Do you recognize this man in the white "I'm Keith Fenimore" T-shirt?

Is he even somewhat familiar?

No. No one gives him a second thought here at Jim's Steaks, which he's picked for the launch of his national publicity campaign.

And that is the point.

Keith Fenimore's mug is completely unfamiliar, so he considers it the perfect blank slate for his experiment in old and new media.

He aims to become the most recognizable person in America.

More recognizable than Sarah Palin and Kim Kardashian. Bigger than Elmo. To him, they're the competition.

Fenimore is 39 and a senior producer for Howard Stern TV, the pride of New Hope-Solebury High School in Bucks County. He's created reality shows for A&E, E!, VH1, TV Guide Channel, Fox Reality, and Reelz Channel.

He is his own next production.

Even though his office is typically filled with strippers, shameless self-promoters, and sideshow freaks, Fenimore views himself as "a private person," one who lives unremarkably with his wife, 1-year-old son, and two dogs in Brooklyn, N.Y.

By private, he means he has no Facebook page, no Twitter account, no blog or website.

In this day and age, he's virtually nonexistent.

What Fenimore's got going for himself are connections and the skin of a rhinoceros.

"A good pitch is never dead," he says over a provolone steak with mushrooms. "When the timing is right, it will happen."

For months he's been wrestling with the big questions. What is the nature of celebrity? What gives buzz? What hasn't been done before?

One morning in the summer, about 3, he rolled out of bed and started pacing. On a scrap of paper he scribbled, "Media snowball effect." He'd start with a piece in his hometown paper, aiming for regional and then national attention. He'd book himself in unusual places - on the weather girl's chopper, waving on Saturday Night Live. There he is in that eponymous T-shirt.

While Fenimore has a plan, he doesn't have a program. He isn't for or against anything. He isn't selling anything.

This vacant quality, he says, is the charm of his social experiment.

Even people who are famous for merely being famous - let's take Paris Hilton - have some sliver of a narrative people can grab onto. Rich. Party animal. Sex tape.

The fame comes from their lives, which they stoke with fresh material to stay in the light.

Fenimore's quest is different; the backstory is the rush to be recognized. It's all surface - the art and science of burrowing into our communal consciousness. Although he's admittedly seeking empty calories, his ambition is interesting because it's so transparent. He'll be chronicling his milestones online.

Two parts of his pitch got to me. His wife and kid look perfectly respectable. And he included a newspaper from 1984 that pictured him and his friends, who'd gone door to door for Jerry's Kids.

Fenimore was the one on the new bike. He'd raised all but $130 of the group's $664 total. What was his secret? Gullibility. The older kids told him they'd raised hundreds, and he believed them, so he didn't come home until he'd hit more houses than the rest combined.

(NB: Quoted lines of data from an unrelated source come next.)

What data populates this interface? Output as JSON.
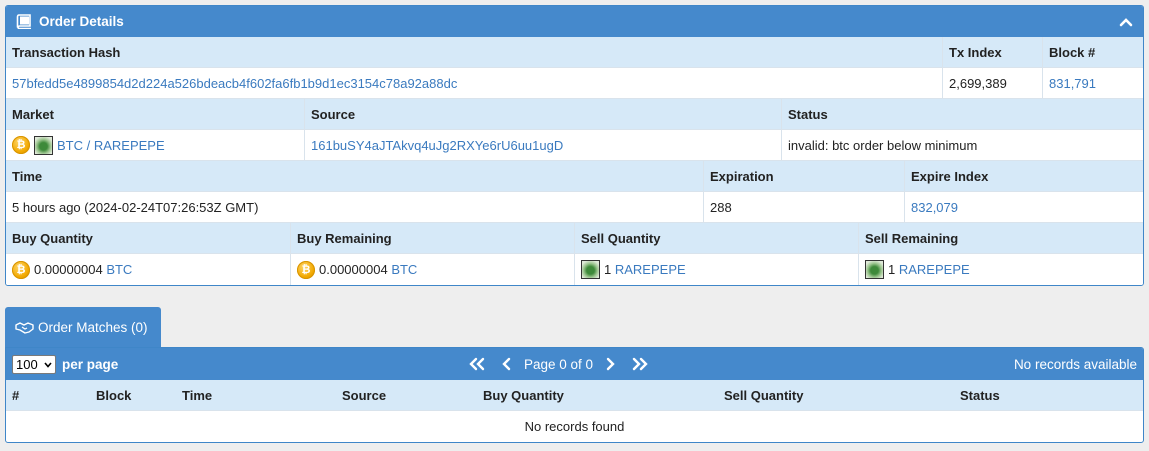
{
  "panel": {
    "title": "Order Details"
  },
  "row1": {
    "headers": [
      "Transaction Hash",
      "Tx Index",
      "Block #"
    ],
    "tx_hash": "57bfedd5e4899854d2d224a526bdeacb4f602fa6fb1b9d1ec3154c78a92a88dc",
    "tx_index": "2,699,389",
    "block": "831,791"
  },
  "row2": {
    "headers": [
      "Market",
      "Source",
      "Status"
    ],
    "market": "BTC / RAREPEPE",
    "source": "161buSY4aJTAkvq4uJg2RXYe6rU6uu1ugD",
    "status": "invalid: btc order below minimum"
  },
  "row3": {
    "headers": [
      "Time",
      "Expiration",
      "Expire Index"
    ],
    "time": "5 hours ago (2024-02-24T07:26:53Z GMT)",
    "expiration": "288",
    "expire_index": "832,079"
  },
  "row4": {
    "headers": [
      "Buy Quantity",
      "Buy Remaining",
      "Sell Quantity",
      "Sell Remaining"
    ],
    "buy_qty": "0.00000004",
    "buy_asset": "BTC",
    "buy_rem": "0.00000004",
    "buy_rem_asset": "BTC",
    "sell_qty": "1",
    "sell_asset": "RAREPEPE",
    "sell_rem": "1",
    "sell_rem_asset": "RAREPEPE"
  },
  "tab": {
    "label": "Order Matches (0)"
  },
  "matches": {
    "per_page_value": "100",
    "per_page_label": "per page",
    "page_text": "Page 0 of 0",
    "no_records_available": "No records available",
    "columns": [
      "#",
      "Block",
      "Time",
      "Source",
      "Buy Quantity",
      "Sell Quantity",
      "Status"
    ],
    "empty_text": "No records found"
  },
  "icons": {
    "btc_symbol": "₿"
  },
  "colors": {
    "header_blue": "#4589cc",
    "row_header": "#d6e9f8",
    "link": "#3a7abf"
  }
}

In person, he's affable and high-energy, alternating between black coffee and a Diet Coke while shredding his wooden stir stick to pieces.

When we are done talking, he says he'll go back to Brooklyn, open Facebook and Twitter accounts, build a website, then send alerts about "something big" to everyone he's ever met, starting locally - in Philly, New York, L.A., and Virginia, where he studied marketing - before going national.

"Someone with a talent who is thought of as a celebrity needs to be famous to build a fan base in order to sell things, be it records or movie tickets," he says. "It is business. They rely totally on being liked, praised, idolized, and revered."

None of that applies to Fenimore.

"To be recognized, I don't need to be liked or idolized or revered in any way. There are zero consequences to what Joe Public thinks of me. All that matters is that they somehow see my face and read my story. My 1-year-old idolizes me. That's all the fandom I need."

After our talk, I see him to his car on Monroe Street. He fires up his video camera to interview me about why I am interviewing him.

It's getting pretty meta when a woman and her daughter - 12, 13 years old - pass by.

"Excuse me," I say, "but do you recognize this man?"

Nope. Neither does.

I'm about to leave it at that - a baseline for his experiment - when he tells the mother he's going to appear in Thursday's Inquirer.

She takes a couple of steps, then remembers her Andy Warhol.

"You've got 15 minutes."